YOUR TASK: Among the entries, find each line that includes the string "text" and list it.

App and web page records:
━━━━━━━━━━━━━━━━━━━━━━━━━━━━━━

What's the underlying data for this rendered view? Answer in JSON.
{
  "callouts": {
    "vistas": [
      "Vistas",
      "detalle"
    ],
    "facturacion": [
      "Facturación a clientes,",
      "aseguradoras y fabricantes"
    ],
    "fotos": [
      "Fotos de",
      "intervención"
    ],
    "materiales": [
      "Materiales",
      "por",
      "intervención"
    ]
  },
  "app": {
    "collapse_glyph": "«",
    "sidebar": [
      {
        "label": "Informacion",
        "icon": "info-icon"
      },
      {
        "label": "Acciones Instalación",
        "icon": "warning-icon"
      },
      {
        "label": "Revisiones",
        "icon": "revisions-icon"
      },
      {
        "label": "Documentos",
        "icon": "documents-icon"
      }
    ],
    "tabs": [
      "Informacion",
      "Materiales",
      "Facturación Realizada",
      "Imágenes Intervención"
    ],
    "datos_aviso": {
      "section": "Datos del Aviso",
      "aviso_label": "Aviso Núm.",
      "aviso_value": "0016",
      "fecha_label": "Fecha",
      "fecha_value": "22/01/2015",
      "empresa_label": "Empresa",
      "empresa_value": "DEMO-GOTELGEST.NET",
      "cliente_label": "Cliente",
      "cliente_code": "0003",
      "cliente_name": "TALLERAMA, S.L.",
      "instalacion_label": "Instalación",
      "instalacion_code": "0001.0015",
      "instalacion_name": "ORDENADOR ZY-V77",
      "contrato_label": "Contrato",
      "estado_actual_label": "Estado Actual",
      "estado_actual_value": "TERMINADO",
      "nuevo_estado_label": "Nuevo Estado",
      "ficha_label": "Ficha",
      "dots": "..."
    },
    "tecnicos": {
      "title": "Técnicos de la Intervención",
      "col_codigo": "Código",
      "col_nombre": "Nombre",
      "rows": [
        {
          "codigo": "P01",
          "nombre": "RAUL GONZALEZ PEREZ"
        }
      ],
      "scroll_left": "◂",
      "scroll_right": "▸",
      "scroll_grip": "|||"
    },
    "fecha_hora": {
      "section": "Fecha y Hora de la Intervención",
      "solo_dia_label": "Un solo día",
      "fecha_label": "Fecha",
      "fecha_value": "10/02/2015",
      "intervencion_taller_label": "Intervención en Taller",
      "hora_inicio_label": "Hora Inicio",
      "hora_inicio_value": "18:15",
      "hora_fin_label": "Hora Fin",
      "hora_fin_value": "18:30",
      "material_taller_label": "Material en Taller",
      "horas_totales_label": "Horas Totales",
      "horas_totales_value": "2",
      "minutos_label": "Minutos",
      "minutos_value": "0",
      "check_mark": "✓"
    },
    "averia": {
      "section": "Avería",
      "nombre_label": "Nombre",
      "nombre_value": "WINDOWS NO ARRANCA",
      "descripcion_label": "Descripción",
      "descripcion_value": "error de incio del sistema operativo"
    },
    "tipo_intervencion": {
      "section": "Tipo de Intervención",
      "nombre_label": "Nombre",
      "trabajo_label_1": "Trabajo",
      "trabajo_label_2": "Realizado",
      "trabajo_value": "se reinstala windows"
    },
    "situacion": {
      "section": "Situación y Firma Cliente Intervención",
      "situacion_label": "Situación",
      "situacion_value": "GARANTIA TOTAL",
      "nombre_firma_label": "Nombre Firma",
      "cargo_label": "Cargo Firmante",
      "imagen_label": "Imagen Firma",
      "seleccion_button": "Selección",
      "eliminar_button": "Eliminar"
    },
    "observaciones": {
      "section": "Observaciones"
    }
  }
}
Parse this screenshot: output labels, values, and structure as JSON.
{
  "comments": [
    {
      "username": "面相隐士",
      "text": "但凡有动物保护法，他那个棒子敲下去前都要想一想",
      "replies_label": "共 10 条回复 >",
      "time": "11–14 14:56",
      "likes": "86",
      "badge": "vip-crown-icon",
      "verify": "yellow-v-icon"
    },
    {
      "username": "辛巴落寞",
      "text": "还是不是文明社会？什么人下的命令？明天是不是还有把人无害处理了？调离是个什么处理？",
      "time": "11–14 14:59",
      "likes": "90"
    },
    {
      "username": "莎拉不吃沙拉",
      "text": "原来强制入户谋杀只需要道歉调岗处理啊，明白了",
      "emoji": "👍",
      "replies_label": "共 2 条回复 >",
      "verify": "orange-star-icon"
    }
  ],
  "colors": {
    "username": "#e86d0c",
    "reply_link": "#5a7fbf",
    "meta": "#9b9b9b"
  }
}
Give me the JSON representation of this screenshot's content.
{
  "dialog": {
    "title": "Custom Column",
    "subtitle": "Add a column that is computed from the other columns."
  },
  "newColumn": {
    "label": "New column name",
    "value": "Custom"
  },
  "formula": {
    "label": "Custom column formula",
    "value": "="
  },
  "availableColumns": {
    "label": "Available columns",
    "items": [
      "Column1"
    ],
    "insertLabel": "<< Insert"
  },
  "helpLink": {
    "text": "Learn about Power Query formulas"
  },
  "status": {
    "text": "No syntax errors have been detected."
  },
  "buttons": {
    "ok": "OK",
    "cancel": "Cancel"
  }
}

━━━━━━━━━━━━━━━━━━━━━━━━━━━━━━

TASK RESPONSE:
      "text": "但凡有动物保护法，他那个棒子敲下去前都要想一想",
      "text": "还是不是文明社会？什么人下的命令？明天是不是还有把人无害处理了？调离是个什么处理？",
      "text": "原来强制入户谋杀只需要道歉调岗处理啊，明白了",
    "text": "Learn about Power Query formulas"
    "text": "No syntax errors have been detected."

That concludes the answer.